The past week has seen the most significant uptick in Turkish aggression for many months, With Kurdish regions stretching for hundreds of kilometres targeted in a massive and coordinated operation of dozens of airstrikes, and Turkish President Recep Tayyip Erdoğan renewing his threats to launch a full-scale ground invasion of Kurdish-led North and East Syria (NES) ahead of a potentially crucial meeting of NATO Foreign Ministers this week, it is clear the balance of power in the region is in flux.
On Monday 28 November, Medya News will convene an online panel via Twitter Spaces to bring together expert voices to analyse the latest developments, whether now is the time that President Erdoğan will make his next move to seize and occupy swathes of land in NES, and how he is benefiting from shifts in the regional geopolitical reality.
We will hear from regional experts including journalist and commentator Frederike Geerdink, director of research at the Kurdish Peace Institute Meghan Bodette, diplomatic committee member of the Kurdistan National Congress Adem Uzun, and key on-the-ground source the Rojava Information Centre.
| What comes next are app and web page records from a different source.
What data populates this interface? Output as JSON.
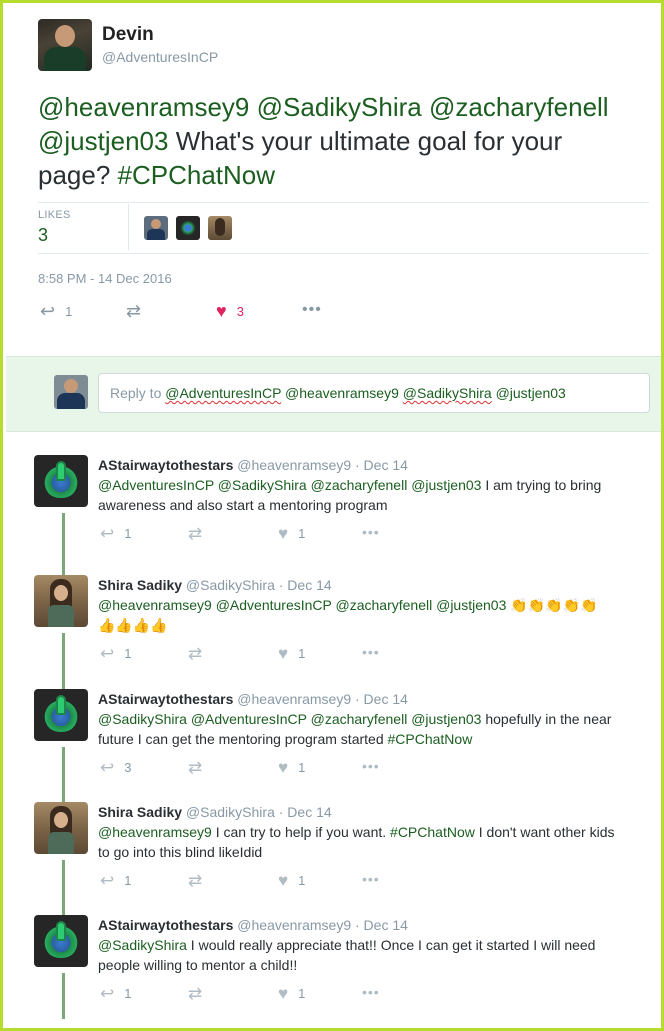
{
  "main_tweet": {
    "author_name": "Devin",
    "author_handle": "@AdventuresInCP",
    "text_parts": [
      {
        "type": "mention",
        "text": "@heavenramsey9"
      },
      {
        "type": "text",
        "text": " "
      },
      {
        "type": "mention",
        "text": "@SadikyShira"
      },
      {
        "type": "text",
        "text": " "
      },
      {
        "type": "mention",
        "text": "@zacharyfenell"
      },
      {
        "type": "text",
        "text": " "
      },
      {
        "type": "mention",
        "text": "@justjen03"
      },
      {
        "type": "text",
        "text": " What's your ultimate goal for your page? "
      },
      {
        "type": "mention",
        "text": "#CPChatNow"
      }
    ],
    "likes_label": "LIKES",
    "likes_count": "3",
    "timestamp": "8:58 PM - 14 Dec 2016",
    "actions": {
      "reply_count": "1",
      "like_count": "3"
    }
  },
  "reply_box": {
    "prefix": "Reply to ",
    "mentions": [
      "@AdventuresInCP",
      "@heavenramsey9",
      "@SadikyShira",
      "@justjen03"
    ]
  },
  "replies": [
    {
      "author_name": "AStairwaytothestars",
      "author_handle": "@heavenramsey9",
      "date": "· Dec 14",
      "line1": [
        {
          "type": "mention",
          "text": "@AdventuresInCP"
        },
        {
          "type": "text",
          "text": " "
        },
        {
          "type": "mention",
          "text": "@SadikyShira"
        },
        {
          "type": "text",
          "text": " "
        },
        {
          "type": "mention",
          "text": "@zacharyfenell"
        },
        {
          "type": "text",
          "text": " "
        },
        {
          "type": "mention",
          "text": "@justjen03"
        },
        {
          "type": "text",
          "text": " I am trying to bring"
        }
      ],
      "line2": [
        {
          "type": "text",
          "text": "awareness and also start a mentoring program"
        }
      ],
      "reply_count": "1",
      "like_count": "1",
      "avatar": "green"
    },
    {
      "author_name": "Shira Sadiky",
      "author_handle": "@SadikyShira",
      "date": "· Dec 14",
      "line1": [
        {
          "type": "mention",
          "text": "@heavenramsey9"
        },
        {
          "type": "text",
          "text": " "
        },
        {
          "type": "mention",
          "text": "@AdventuresInCP"
        },
        {
          "type": "text",
          "text": " "
        },
        {
          "type": "mention",
          "text": "@zacharyfenell"
        },
        {
          "type": "text",
          "text": " "
        },
        {
          "type": "mention",
          "text": "@justjen03"
        },
        {
          "type": "text",
          "text": " "
        },
        {
          "type": "emoji",
          "text": "👏👏👏👏👏"
        }
      ],
      "line2": [
        {
          "type": "emoji",
          "text": "👍👍👍👍"
        }
      ],
      "reply_count": "1",
      "like_count": "1",
      "avatar": "shira"
    },
    {
      "author_name": "AStairwaytothestars",
      "author_handle": "@heavenramsey9",
      "date": "· Dec 14",
      "line1": [
        {
          "type": "mention",
          "text": "@SadikyShira"
        },
        {
          "type": "text",
          "text": " "
        },
        {
          "type": "mention",
          "text": "@AdventuresInCP"
        },
        {
          "type": "text",
          "text": " "
        },
        {
          "type": "mention",
          "text": "@zacharyfenell"
        },
        {
          "type": "text",
          "text": " "
        },
        {
          "type": "mention",
          "text": "@justjen03"
        },
        {
          "type": "text",
          "text": " hopefully in the near"
        }
      ],
      "line2": [
        {
          "type": "text",
          "text": "future I can get the mentoring program started "
        },
        {
          "type": "mention",
          "text": "#CPChatNow"
        }
      ],
      "reply_count": "3",
      "like_count": "1",
      "avatar": "green"
    },
    {
      "author_name": "Shira Sadiky",
      "author_handle": "@SadikyShira",
      "date": "· Dec 14",
      "line1": [
        {
          "type": "mention",
          "text": "@heavenramsey9"
        },
        {
          "type": "text",
          "text": "  I can try to help if you want. "
        },
        {
          "type": "mention",
          "text": "#CPChatNow"
        },
        {
          "type": "text",
          "text": " I don't want other kids"
        }
      ],
      "line2": [
        {
          "type": "text",
          "text": "to go into this blind likeIdid"
        }
      ],
      "reply_count": "1",
      "like_count": "1",
      "avatar": "shira"
    },
    {
      "author_name": "AStairwaytothestars",
      "author_handle": "@heavenramsey9",
      "date": "· Dec 14",
      "line1": [
        {
          "type": "mention",
          "text": "@SadikyShira"
        },
        {
          "type": "text",
          "text": " I would really appreciate that!! Once I can get it started I will need"
        }
      ],
      "line2": [
        {
          "type": "text",
          "text": "people willing to mentor a child!!"
        }
      ],
      "reply_count": "1",
      "like_count": "1",
      "avatar": "green"
    }
  ],
  "icons": {
    "reply": "reply-icon",
    "retweet": "retweet-icon",
    "like": "heart-icon",
    "more": "more-icon"
  },
  "colors": {
    "border": "#b5dc2f",
    "mention": "#1b5e20",
    "reply_area_bg": "#e8f5e9",
    "liked_heart": "#e0245e"
  }
}
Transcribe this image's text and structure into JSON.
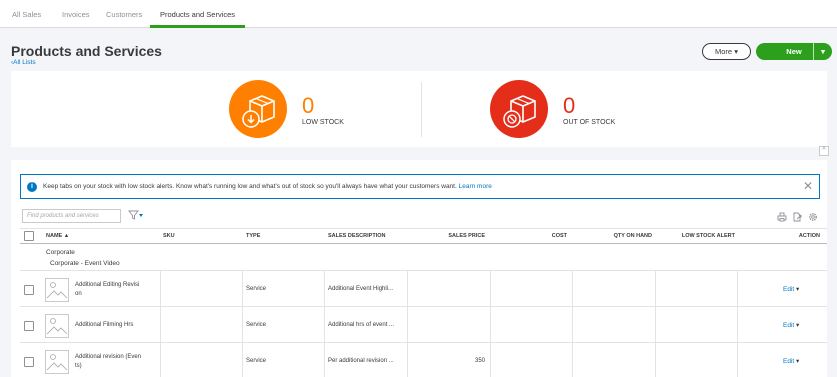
{
  "nav": {
    "tabs": [
      "All Sales",
      "Invoices",
      "Customers",
      "Products and Services"
    ],
    "active_index": 3
  },
  "header": {
    "title": "Products and Services",
    "back_link": "All Lists",
    "more_label": "More",
    "new_label": "New"
  },
  "stock": {
    "low": {
      "count": "0",
      "label": "LOW STOCK",
      "color": "#ff8000"
    },
    "out": {
      "count": "0",
      "label": "OUT OF STOCK",
      "color": "#e52e1a"
    }
  },
  "alert": {
    "text": "Keep tabs on your stock with low stock alerts. Know what's running low and what's out of stock so you'll always have what your customers want.",
    "link": "Learn more"
  },
  "search": {
    "placeholder": "Find products and services"
  },
  "table": {
    "columns": [
      "NAME ▲",
      "SKU",
      "TYPE",
      "SALES DESCRIPTION",
      "SALES PRICE",
      "COST",
      "QTY ON HAND",
      "LOW STOCK ALERT",
      "ACTION"
    ],
    "group": "Corporate",
    "subgroup": "Corporate - Event Video",
    "rows": [
      {
        "name_l1": "Additional Editing Revisi",
        "name_l2": "on",
        "sku": "",
        "type": "Service",
        "description": "Additional Event Highli...",
        "price": "",
        "cost": "",
        "qty": "",
        "alert": "",
        "action": "Edit"
      },
      {
        "name_l1": "Additional Filming Hrs",
        "name_l2": "",
        "sku": "",
        "type": "Service",
        "description": "Additional hrs of event ...",
        "price": "",
        "cost": "",
        "qty": "",
        "alert": "",
        "action": "Edit"
      },
      {
        "name_l1": "Additional revision (Even",
        "name_l2": "ts)",
        "sku": "",
        "type": "Service",
        "description": "Per additional revision ...",
        "price": "350",
        "cost": "",
        "qty": "",
        "alert": "",
        "action": "Edit"
      }
    ]
  },
  "colors": {
    "brand_green": "#2ca01c",
    "link_blue": "#0077c5"
  }
}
Other expert opinions and contributions from the floor will be welcomed in the course of the discussion which starts at 7PM CET, and is being moderated by freelance journalist Matt Broomfield.
The situation in NES has reached a critical turning-point. A recent terror attack in Istanbul has served as a casus belli for a new aerial Turkish operation against the region, despite lack of evidence as to who is responsible. Turkey’s latest wave of deadly airstrikes against Kurdish-led NES resulted in more than two dozen casualties including a journalist and multiple civilians, hitting civilian targets including a power station, a grain silo and a coronavirus hospital along with military bases belonging to the SDF and the Syrian Arab Army. President Erdoğan has once again threatened a Syrian ground operation ‘as soon as possible’, likely against the cities of Manbij and Kobane, key multiethnic population centres in the west of the region.
Analysts believe President Erdoğan is seeking to profit from his country’s enhanced role on the global stage given this year’s developments in Ukraine. Turkey is a key NATO member – the strategically-located country has the security alliance’s largest army save only for the USA itself – and simultaneously enjoys warm relations with Vladimir Putin’s Russia. This enables President Erdoğan to seek concessions from both major powers in the conflict, offering his country’s military, economic and diplomatic support in return for permission to attack the Kurds. The recent US midterm elections may also have reduced the Biden government’s ability or willingness to counter Turkish agression against their nominal allies in the Kurdish-led Syrian Democratic Forces (SDF).
To understand the situation on the ground and how it ties in to the rapidly-evolving geopolitical context, please join Medya News and our guests via the link below at 7PM CET on Monday 28 November.
Event link: https://twitter.com/i/spaces/1zqKVPoOoMwJB.